** Opening Working data block **
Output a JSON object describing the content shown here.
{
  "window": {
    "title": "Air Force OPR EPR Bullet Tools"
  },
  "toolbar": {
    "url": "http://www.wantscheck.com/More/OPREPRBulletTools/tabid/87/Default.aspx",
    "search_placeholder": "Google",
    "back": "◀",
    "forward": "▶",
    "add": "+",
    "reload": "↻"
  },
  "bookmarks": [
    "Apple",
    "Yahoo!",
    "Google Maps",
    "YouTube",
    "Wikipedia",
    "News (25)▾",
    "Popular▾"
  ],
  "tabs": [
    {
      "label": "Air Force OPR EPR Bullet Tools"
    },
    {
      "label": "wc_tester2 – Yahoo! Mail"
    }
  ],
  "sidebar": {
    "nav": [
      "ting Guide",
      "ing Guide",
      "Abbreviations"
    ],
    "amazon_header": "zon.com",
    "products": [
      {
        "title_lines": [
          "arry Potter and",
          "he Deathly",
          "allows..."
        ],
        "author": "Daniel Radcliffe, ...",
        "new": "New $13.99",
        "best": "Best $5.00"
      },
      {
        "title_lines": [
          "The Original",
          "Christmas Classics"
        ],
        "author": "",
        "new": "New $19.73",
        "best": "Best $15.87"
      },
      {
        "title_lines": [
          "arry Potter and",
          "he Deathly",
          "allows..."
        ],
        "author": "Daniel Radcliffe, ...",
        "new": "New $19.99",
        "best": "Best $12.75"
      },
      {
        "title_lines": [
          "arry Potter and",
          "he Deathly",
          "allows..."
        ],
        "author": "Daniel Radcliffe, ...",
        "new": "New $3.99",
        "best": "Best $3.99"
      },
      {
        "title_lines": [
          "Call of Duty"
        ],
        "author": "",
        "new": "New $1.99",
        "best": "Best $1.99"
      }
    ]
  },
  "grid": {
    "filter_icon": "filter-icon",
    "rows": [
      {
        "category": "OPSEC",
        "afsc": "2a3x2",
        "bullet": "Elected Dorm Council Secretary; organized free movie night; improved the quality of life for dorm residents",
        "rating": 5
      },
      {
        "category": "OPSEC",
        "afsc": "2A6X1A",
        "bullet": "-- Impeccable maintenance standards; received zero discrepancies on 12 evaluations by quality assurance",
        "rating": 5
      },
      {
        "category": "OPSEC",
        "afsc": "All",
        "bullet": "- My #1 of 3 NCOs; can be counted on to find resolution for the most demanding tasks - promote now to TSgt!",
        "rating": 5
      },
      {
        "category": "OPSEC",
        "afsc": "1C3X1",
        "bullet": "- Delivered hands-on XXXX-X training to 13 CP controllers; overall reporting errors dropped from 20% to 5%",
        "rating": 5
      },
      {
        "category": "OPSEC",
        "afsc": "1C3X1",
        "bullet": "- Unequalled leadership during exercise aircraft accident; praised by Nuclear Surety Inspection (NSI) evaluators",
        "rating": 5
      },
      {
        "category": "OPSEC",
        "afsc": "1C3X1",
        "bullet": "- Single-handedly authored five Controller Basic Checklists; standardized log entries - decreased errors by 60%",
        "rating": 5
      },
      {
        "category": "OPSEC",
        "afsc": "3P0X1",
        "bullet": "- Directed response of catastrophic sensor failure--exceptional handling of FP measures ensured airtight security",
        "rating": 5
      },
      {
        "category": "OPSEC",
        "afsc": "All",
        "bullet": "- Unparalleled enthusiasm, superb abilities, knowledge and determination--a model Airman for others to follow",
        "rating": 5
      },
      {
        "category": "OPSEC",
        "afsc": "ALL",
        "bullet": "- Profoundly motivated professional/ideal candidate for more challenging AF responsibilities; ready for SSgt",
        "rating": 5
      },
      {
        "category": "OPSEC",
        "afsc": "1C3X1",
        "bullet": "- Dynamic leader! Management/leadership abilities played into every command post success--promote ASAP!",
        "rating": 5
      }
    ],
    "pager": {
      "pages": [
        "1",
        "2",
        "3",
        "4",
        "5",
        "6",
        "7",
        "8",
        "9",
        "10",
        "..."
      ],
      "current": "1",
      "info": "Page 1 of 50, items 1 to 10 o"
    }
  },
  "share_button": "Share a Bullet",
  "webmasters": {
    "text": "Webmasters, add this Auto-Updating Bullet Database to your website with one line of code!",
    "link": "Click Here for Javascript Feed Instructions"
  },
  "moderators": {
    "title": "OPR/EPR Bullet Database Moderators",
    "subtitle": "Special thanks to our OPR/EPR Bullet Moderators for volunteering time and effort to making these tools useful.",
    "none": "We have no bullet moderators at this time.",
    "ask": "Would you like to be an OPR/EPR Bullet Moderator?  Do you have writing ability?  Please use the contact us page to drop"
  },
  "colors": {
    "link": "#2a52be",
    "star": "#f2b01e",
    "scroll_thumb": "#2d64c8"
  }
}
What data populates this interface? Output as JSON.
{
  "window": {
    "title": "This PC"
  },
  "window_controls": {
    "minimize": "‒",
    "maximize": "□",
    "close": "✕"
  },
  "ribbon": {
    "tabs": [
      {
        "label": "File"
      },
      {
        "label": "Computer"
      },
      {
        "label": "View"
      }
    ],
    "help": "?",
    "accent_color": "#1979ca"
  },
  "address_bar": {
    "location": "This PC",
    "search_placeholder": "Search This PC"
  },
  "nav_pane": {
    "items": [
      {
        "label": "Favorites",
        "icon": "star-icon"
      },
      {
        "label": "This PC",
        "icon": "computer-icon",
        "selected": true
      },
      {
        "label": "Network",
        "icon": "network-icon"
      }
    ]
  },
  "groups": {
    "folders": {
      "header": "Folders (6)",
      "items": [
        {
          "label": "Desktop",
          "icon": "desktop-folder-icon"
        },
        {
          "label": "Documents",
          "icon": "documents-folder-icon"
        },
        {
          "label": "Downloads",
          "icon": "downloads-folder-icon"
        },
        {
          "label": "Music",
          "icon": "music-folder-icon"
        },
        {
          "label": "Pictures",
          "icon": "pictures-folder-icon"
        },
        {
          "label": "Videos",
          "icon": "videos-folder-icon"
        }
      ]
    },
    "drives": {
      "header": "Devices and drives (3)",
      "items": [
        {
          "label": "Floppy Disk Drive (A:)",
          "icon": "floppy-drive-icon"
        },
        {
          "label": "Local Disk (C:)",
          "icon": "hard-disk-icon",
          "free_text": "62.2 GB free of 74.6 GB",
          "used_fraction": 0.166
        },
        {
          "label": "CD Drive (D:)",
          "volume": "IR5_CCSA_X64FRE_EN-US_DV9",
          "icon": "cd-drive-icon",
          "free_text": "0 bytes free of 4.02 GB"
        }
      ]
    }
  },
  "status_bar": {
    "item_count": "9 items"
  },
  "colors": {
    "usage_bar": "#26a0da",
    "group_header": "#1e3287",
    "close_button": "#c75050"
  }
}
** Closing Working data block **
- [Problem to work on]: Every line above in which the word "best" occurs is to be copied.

- [Solved problem]:
        "best": "Best $5.00"
        "best": "Best $15.87"
        "best": "Best $12.75"
        "best": "Best $3.99"
        "best": "Best $1.99"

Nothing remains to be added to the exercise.